Hal March

Sweeney and MarchSweeney and March Show
Hosts such as Jack Narz and Hal March continued to work on television after the scandals.
As a result of the quiz show scandals, the show was canceled and, with the exception of a few film roles such as Hear Me Good and Send Me No Flowers, March was out of work for nearly a decade.

100 Grand (game show)

100 Grand
A quiz for big money would not return until ABC premiered 100 Grand in 1963; it went off the air after three weeks.
The series ran for three episodes, weekly on Sunday nights from September 15 to 29, 1963 on the highly touted "New ABC" as the network's attempt to bring back high-stakes game shows after the quiz show scandals of 1958.

American game show winnings records

highest money-winner ever on American game showsall-time game show winnings recordall-time highest-earning regular-season contestant on a single American game show
Most daytime game show top prizes were limited to $25,000 during the 1960s and 1970s, a restriction made for both budgetary concerns and to assuage criticism that arose from the 1950s quiz show scandals.
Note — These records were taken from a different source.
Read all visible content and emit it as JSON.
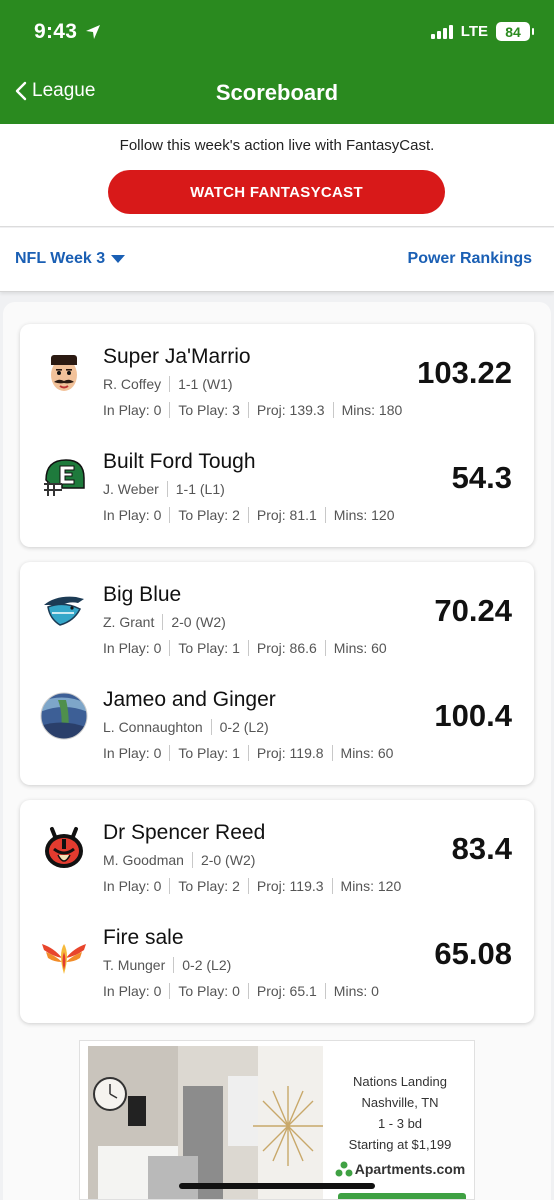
{
  "status_bar": {
    "time": "9:43",
    "network": "LTE",
    "battery": "84"
  },
  "nav": {
    "back_label": "League",
    "title": "Scoreboard"
  },
  "promo": {
    "text": "Follow this week's action live with FantasyCast.",
    "button_label": "WATCH FANTASYCAST"
  },
  "filters": {
    "week": "NFL Week 3",
    "power_rankings": "Power Rankings"
  },
  "matchups": [
    {
      "teams": [
        {
          "name": "Super Ja'Marrio",
          "owner": "R. Coffey",
          "record": "1-1 (W1)",
          "in_play": "In Play: 0",
          "to_play": "To Play: 3",
          "proj": "Proj: 139.3",
          "mins": "Mins: 180",
          "score": "103.22",
          "logo": "mustache-man-icon"
        },
        {
          "name": "Built Ford Tough",
          "owner": "J. Weber",
          "record": "1-1 (L1)",
          "in_play": "In Play: 0",
          "to_play": "To Play: 2",
          "proj": "Proj: 81.1",
          "mins": "Mins: 120",
          "score": "54.3",
          "logo": "football-helmet-icon"
        }
      ]
    },
    {
      "teams": [
        {
          "name": "Big Blue",
          "owner": "Z. Grant",
          "record": "2-0 (W2)",
          "in_play": "In Play: 0",
          "to_play": "To Play: 1",
          "proj": "Proj: 86.6",
          "mins": "Mins: 60",
          "score": "70.24",
          "logo": "shark-icon"
        },
        {
          "name": "Jameo and Ginger",
          "owner": "L. Connaughton",
          "record": "0-2 (L2)",
          "in_play": "In Play: 0",
          "to_play": "To Play: 1",
          "proj": "Proj: 119.8",
          "mins": "Mins: 60",
          "score": "100.4",
          "logo": "blue-photo-avatar"
        }
      ]
    },
    {
      "teams": [
        {
          "name": "Dr Spencer Reed",
          "owner": "M. Goodman",
          "record": "2-0 (W2)",
          "in_play": "In Play: 0",
          "to_play": "To Play: 2",
          "proj": "Proj: 119.3",
          "mins": "Mins: 120",
          "score": "83.4",
          "logo": "devil-icon"
        },
        {
          "name": "Fire sale",
          "owner": "T. Munger",
          "record": "0-2 (L2)",
          "in_play": "In Play: 0",
          "to_play": "To Play: 0",
          "proj": "Proj: 65.1",
          "mins": "Mins: 0",
          "score": "65.08",
          "logo": "phoenix-icon"
        }
      ]
    }
  ],
  "ad": {
    "line1": "Nations Landing",
    "line2": "Nashville, TN",
    "line3": "1 - 3 bd",
    "line4": "Starting at $1,199",
    "brand": "Apartments.com"
  },
  "colors": {
    "header_green": "#2a8a1f",
    "cta_red": "#d81919",
    "link_blue": "#1a5fb4"
  }
}
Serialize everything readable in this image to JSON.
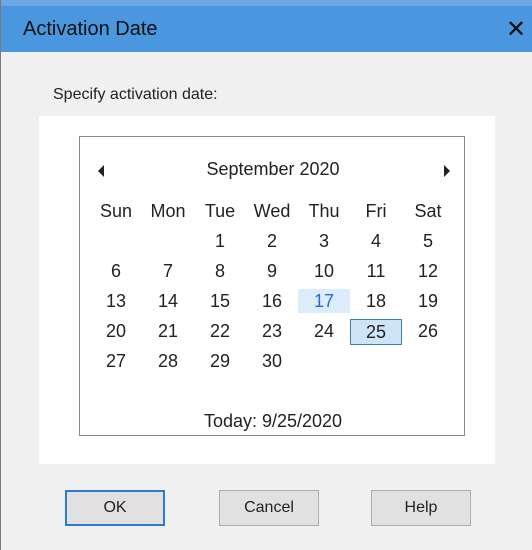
{
  "window": {
    "title": "Activation Date",
    "close_label": "✕"
  },
  "prompt": "Specify activation date:",
  "calendar": {
    "month_year": "September 2020",
    "days_of_week": [
      "Sun",
      "Mon",
      "Tue",
      "Wed",
      "Thu",
      "Fri",
      "Sat"
    ],
    "weeks": [
      [
        "",
        "",
        "1",
        "2",
        "3",
        "4",
        "5"
      ],
      [
        "6",
        "7",
        "8",
        "9",
        "10",
        "11",
        "12"
      ],
      [
        "13",
        "14",
        "15",
        "16",
        "17",
        "18",
        "19"
      ],
      [
        "20",
        "21",
        "22",
        "23",
        "24",
        "25",
        "26"
      ],
      [
        "27",
        "28",
        "29",
        "30",
        "",
        "",
        ""
      ]
    ],
    "hovered_day": "17",
    "selected_day": "25",
    "today_label": "Today: 9/25/2020"
  },
  "buttons": {
    "ok": "OK",
    "cancel": "Cancel",
    "help": "Help"
  },
  "colors": {
    "titlebar": "#4a97e0",
    "selection": "#cde5f7",
    "hover": "#ddecfb"
  }
}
Independent Broadcasting Authority

IBAIndependent Broadcasting Acts 1973, 1974 and 1978radio industry regulator
In 1960, this resulted in the Independent Television Authority's placement of a permanent winnings cap for ITV game shows of £1,000, which the Independent Broadcasting Authority increased to £6,000 in 1981 (though the British version of The $64,000 Question did receive special permission to offer £6,400 when it premiered in 1990).
In 1960, two years after the scandal in America, the Independent Television Authority (predecessor of the IBA) imposed a £1,000 cap on the value of prizes; this increased over the years to £6,000 in 1981, and was abolished in 1993.

Jackpot Bowling

Phillies Jackpot BowlingJackpot Bowling starring Milton Berle
NBC's comedy/game show Jackpot Bowling and ABC's more serious Make That Spare! were the only big-money game shows still on television after the fallout.
(NBC installed Berle as host in part because the network was desperate to burn off its 30-year contract with Berle, whose popularity had been in steady decline, and also to emphasize more comedy as the nation's taste for high-budget contests had waned in the wake of the 1950s quiz show scandals.) The professional bowler challenges were supplemented with a late-night-style monologue from Berle and segments of celebrities being interviewed by Berle and then rolling a shot for charity.